Overall, Under the Shade of Green delivers something that I’m sure fans of the Happy Fits will be excited about. The band brings energy, catchy melodies, and lyrics that I can easily imagine the crowd belting out at a live show.

The album is at its best when The Happy Fits try new sounds that we haven’t heard before. For example, the track “Sweet Things” features a synth melody and slightly more electronic production than is typical of other The Happy Fits songs. And it’s a bop. It’s bouncy and upbeat, and the verses play with a contrast between mellower and brighter sections like waves on a beach. The song finishes with a nice fade, though still it left me wishing for the chorus to hit once more before the end.

Another track that shines thanks to the band branching out is “In the Lobby.” The song starts infectiously and only builds from there, peaking with a delightfully cheeky chorus. These lyrics feel like new territory for the band, and it’s so much fun. Ending on a fade out with a guitar solo was a great choice for this track.
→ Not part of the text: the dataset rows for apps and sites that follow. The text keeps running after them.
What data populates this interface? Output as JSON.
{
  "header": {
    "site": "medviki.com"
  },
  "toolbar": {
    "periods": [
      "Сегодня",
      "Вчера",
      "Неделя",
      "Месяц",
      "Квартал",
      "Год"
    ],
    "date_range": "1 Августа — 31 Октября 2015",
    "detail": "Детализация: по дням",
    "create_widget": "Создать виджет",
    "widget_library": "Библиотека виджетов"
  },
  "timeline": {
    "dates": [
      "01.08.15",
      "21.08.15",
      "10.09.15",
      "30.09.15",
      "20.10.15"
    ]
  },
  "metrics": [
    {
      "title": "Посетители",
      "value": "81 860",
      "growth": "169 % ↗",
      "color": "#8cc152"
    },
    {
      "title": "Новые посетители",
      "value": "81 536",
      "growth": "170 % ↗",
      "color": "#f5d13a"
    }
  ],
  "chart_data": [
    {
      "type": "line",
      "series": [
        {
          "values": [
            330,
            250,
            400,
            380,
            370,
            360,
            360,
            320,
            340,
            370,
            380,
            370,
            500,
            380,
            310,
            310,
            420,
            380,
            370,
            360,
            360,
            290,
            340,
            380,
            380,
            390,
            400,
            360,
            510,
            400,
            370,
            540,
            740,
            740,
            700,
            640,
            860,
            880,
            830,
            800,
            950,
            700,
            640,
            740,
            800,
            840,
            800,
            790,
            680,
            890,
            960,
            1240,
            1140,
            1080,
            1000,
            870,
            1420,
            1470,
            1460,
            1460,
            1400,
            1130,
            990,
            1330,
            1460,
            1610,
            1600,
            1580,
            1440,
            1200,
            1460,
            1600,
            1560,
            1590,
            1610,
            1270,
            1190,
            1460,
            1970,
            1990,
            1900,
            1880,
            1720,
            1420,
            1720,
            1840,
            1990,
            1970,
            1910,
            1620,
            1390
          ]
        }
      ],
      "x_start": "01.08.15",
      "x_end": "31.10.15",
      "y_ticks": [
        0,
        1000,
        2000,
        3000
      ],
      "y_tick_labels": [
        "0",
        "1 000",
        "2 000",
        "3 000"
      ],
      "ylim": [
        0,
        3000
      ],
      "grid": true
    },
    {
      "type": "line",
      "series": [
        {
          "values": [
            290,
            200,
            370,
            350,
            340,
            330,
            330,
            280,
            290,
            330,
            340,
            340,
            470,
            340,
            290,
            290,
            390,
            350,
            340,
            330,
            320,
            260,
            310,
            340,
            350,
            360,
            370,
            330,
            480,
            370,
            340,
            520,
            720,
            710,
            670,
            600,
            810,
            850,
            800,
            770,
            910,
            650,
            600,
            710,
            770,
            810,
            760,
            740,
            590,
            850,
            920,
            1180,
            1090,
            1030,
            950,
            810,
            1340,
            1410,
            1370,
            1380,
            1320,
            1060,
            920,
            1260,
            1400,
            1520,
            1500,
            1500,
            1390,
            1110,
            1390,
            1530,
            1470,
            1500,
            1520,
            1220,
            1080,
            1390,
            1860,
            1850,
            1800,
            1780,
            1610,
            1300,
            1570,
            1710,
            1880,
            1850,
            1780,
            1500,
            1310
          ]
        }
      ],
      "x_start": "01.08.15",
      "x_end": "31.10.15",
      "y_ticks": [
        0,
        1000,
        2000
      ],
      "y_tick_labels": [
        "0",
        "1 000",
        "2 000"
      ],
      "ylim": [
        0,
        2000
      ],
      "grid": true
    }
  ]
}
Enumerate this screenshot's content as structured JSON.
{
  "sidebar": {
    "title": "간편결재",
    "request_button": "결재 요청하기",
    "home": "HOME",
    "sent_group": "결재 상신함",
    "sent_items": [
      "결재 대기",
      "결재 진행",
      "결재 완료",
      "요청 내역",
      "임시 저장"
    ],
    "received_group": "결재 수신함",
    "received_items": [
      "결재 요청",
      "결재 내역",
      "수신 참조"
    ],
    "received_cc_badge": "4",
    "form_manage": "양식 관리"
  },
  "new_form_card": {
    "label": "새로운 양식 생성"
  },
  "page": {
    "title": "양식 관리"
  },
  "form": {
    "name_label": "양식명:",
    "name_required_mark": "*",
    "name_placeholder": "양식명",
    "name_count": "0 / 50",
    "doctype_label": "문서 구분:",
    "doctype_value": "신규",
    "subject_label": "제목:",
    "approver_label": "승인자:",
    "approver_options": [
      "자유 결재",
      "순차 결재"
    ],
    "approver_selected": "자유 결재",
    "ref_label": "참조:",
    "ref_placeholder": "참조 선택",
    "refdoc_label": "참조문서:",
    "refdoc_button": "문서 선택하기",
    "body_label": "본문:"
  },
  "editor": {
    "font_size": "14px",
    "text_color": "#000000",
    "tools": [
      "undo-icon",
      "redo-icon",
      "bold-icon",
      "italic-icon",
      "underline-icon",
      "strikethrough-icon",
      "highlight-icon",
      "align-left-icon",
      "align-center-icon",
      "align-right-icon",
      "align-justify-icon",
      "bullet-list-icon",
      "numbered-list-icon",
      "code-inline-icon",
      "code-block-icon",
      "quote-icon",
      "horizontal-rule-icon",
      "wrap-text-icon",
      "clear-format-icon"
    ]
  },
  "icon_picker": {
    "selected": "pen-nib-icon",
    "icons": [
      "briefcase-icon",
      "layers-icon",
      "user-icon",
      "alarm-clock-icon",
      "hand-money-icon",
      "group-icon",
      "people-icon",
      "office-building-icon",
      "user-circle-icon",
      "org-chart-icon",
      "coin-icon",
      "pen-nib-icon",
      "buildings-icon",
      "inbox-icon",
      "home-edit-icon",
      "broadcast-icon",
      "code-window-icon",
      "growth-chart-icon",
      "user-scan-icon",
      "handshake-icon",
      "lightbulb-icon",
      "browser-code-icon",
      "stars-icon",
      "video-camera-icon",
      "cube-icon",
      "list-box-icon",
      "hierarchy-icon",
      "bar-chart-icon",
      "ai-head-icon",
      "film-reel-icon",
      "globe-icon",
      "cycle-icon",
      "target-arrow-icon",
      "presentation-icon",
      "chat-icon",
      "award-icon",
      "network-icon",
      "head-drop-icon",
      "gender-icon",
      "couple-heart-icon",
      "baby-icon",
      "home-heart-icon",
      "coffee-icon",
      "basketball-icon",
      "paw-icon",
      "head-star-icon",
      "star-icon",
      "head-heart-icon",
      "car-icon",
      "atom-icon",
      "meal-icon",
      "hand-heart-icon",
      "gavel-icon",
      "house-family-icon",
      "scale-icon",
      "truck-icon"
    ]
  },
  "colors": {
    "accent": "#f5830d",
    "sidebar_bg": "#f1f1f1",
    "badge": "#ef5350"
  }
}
In addition to “Sweet Things” and “In the Lobby,” the band seems to experiment a little bit on “Another Try,” which feels a little edgier than their typical sound. It’s fun, and I wish they had committed to that more, because I feel like we lose a lot of that tone in the chorus. Still, it’s a good song. I liked the layers of vocal harmonies.

I was less excited about some of the tracks which felt like ground The Happy Fits had already covered. For example, “I’ll be Somewhere” has a somewhat awkward chorus melody that’s accompanied by a slightly irritating guitar pulse1. And “Long Way Down,” the track that follows, doesn’t feel particularly distinct in this album or in the band’s body of work. I’m not saying that these songs are bad — they’re perfectly fine — but I just feel like they don’t play to the band’s strengths as much as some of the other material on this album.

One of the things that struck me when I first heard The Happy Fits was the way that some of their songs evoke a sense of honest but painful yearning. I was happy to see that they brought this back on this album, including in the vocals of “Dance Alone.”

Overall, The Happy Fits obviously know how to make fun music. I can absolutely hear the sound of a crowd singing “Cold Turkey,” and I loved that track’s whistling outro2. And “Place In the World” is so danceable. Closer “Do Your Worst” is a great way to end the album. It’s loud, energetic, and has a guitar hook that sounds just a little bit like an alarm, in a good way3.

As with any album, I’m sure my thoughts will evolve as I continue to listen to Under the Shade of Green.

  1. However, it does feature my second favorite lyric on the album, which is “Tell me your secret, maybe I’ll tell you mine” šŸ¦­ ↩︎

  2. It gives me ideasā€¦ ↩︎

  3. And for some reason the verses remind me of Bled White by Elliot Smith↩︎